__INSTRUCTIONS TO FOLLOW__
Below are the records. List every line holding the word "típus".
^^^^
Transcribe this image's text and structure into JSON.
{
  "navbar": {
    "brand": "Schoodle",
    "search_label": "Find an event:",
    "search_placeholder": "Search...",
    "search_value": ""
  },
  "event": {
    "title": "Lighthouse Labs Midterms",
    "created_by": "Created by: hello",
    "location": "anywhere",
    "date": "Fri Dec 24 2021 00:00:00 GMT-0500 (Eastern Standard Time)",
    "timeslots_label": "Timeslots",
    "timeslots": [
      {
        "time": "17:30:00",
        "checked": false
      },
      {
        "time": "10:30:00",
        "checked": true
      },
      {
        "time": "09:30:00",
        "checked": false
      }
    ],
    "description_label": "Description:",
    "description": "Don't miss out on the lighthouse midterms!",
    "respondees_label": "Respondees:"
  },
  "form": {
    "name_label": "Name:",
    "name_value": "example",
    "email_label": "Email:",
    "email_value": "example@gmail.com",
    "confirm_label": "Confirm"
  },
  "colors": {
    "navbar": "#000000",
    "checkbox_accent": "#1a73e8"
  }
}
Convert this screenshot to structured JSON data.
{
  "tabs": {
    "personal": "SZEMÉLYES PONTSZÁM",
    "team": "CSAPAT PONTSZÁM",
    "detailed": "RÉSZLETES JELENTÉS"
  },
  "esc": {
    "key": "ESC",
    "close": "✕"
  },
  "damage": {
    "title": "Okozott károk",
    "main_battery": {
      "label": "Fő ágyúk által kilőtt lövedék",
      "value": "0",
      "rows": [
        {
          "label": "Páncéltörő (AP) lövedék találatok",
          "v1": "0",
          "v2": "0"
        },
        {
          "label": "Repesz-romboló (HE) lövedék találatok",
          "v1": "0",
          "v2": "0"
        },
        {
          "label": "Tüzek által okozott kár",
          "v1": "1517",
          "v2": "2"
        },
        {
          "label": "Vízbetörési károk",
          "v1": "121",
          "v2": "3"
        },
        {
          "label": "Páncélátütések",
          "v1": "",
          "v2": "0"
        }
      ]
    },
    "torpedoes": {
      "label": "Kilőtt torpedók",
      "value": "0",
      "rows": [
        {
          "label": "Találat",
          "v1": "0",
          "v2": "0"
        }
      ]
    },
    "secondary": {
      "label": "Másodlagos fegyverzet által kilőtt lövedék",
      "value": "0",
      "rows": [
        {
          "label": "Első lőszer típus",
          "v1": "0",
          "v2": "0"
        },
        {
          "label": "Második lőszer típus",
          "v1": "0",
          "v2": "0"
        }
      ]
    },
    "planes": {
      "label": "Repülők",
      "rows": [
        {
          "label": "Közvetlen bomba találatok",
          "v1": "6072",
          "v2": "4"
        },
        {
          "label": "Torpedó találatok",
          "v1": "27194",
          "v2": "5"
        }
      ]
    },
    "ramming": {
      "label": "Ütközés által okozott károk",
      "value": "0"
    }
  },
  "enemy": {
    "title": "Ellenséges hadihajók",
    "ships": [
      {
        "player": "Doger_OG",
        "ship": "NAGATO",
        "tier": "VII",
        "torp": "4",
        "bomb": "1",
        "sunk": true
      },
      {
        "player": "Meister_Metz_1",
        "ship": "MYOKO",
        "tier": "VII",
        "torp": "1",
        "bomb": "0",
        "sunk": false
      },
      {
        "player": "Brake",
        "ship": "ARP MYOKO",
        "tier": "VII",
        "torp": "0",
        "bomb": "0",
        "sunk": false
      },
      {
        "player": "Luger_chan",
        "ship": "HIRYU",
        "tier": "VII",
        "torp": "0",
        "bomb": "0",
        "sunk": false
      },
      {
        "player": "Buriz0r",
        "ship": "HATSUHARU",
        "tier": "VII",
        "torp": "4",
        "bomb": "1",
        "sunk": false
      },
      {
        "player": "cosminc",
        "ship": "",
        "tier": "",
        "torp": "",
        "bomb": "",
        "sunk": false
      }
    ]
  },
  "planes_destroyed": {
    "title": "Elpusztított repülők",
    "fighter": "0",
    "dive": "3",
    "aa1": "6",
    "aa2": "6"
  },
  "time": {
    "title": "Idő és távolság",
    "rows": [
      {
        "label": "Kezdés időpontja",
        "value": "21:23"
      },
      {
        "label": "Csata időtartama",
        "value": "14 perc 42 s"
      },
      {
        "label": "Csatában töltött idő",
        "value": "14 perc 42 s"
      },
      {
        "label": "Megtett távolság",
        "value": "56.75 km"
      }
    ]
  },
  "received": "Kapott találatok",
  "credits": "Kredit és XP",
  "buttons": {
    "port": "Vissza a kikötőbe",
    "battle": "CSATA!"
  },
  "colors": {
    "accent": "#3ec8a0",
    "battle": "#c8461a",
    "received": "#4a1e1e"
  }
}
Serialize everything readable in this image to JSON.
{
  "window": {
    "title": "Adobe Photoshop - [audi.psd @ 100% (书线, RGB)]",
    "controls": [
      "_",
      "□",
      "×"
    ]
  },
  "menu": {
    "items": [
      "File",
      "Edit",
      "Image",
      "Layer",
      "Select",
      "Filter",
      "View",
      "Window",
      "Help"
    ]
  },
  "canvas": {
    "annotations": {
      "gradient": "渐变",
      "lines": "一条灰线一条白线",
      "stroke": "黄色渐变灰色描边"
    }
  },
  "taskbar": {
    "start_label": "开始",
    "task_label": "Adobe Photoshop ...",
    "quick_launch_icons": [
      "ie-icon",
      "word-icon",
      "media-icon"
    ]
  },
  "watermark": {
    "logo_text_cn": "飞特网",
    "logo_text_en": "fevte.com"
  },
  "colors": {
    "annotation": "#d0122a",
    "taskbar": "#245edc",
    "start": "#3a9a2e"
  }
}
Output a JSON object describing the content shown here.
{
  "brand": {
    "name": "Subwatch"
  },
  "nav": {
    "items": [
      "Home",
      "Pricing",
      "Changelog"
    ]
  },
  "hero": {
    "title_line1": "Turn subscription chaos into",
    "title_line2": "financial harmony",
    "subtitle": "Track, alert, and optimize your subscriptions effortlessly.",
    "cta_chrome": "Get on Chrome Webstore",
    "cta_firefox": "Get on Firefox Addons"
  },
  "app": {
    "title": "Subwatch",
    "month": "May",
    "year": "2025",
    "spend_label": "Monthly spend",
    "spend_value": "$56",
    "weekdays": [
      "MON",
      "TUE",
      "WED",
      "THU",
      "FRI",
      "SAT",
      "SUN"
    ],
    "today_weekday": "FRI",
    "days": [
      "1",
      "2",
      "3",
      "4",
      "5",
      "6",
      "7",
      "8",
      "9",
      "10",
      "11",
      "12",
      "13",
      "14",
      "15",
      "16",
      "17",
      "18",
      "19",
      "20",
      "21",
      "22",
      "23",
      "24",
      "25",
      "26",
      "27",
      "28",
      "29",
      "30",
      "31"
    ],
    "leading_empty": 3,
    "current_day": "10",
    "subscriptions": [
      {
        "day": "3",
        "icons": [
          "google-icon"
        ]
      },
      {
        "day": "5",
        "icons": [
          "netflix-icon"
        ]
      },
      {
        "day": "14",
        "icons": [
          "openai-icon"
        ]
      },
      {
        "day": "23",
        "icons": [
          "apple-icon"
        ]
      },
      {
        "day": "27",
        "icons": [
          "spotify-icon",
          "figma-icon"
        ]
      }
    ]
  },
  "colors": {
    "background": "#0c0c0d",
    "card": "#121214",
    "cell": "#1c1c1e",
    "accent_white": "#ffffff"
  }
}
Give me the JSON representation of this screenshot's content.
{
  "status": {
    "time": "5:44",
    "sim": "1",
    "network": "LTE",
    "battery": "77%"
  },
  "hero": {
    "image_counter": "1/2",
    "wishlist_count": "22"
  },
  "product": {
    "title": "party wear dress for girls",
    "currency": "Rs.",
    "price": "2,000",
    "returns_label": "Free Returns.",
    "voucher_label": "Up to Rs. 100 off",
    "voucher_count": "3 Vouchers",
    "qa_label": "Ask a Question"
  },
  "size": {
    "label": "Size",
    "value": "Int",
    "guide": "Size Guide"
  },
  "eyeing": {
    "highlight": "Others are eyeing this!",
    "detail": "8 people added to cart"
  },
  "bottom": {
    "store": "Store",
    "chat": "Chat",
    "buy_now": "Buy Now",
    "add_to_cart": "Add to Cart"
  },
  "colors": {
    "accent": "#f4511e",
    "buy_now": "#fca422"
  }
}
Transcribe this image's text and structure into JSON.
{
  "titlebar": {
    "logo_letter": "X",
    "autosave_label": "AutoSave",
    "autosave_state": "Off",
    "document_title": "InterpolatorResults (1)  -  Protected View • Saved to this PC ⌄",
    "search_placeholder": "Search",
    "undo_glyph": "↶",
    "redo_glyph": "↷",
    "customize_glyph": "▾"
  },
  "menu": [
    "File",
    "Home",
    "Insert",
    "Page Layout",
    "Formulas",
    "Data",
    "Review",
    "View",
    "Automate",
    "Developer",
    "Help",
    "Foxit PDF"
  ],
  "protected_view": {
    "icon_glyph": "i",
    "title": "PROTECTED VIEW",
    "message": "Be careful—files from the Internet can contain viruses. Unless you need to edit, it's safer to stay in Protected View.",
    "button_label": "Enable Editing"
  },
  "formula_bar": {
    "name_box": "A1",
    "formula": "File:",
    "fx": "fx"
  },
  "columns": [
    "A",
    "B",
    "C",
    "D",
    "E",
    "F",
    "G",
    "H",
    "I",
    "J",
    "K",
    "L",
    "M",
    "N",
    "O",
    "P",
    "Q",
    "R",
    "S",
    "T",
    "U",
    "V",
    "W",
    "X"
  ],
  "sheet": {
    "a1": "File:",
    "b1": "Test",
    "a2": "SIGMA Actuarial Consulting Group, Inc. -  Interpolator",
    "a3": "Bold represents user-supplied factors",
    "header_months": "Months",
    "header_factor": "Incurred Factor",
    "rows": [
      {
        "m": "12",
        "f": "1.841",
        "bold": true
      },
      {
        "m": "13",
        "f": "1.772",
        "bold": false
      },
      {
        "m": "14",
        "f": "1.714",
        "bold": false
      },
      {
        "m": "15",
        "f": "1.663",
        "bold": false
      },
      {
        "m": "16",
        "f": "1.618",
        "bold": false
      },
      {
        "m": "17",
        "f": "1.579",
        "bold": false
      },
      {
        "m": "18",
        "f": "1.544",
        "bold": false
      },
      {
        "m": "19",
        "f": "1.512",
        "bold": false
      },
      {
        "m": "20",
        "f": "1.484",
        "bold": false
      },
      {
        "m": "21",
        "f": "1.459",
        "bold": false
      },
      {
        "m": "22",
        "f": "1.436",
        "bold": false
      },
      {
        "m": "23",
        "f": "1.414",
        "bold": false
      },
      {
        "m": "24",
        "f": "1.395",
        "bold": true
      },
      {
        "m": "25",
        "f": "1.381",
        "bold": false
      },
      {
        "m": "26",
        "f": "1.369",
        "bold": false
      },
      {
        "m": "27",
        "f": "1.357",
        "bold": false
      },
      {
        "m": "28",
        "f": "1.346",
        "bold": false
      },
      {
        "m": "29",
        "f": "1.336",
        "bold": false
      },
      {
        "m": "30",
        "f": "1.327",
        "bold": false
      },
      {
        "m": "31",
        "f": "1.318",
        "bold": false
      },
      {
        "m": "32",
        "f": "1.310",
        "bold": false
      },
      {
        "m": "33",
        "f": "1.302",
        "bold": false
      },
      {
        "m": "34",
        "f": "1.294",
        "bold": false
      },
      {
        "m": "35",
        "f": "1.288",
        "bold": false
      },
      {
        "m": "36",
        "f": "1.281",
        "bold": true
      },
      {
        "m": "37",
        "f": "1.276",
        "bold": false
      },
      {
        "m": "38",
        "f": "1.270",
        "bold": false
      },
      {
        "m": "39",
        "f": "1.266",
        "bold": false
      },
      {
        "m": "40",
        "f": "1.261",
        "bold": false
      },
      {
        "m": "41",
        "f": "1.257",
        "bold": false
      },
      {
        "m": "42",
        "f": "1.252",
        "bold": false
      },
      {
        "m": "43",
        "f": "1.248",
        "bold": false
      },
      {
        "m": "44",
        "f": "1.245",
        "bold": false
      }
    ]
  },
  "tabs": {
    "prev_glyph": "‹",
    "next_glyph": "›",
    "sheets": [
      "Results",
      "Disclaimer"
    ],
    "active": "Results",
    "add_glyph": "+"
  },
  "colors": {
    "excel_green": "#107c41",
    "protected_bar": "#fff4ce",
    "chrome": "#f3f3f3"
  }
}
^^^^
__TASK RESPONSE__
          "label": "Első lőszer típus",
          "label": "Második lőszer típus",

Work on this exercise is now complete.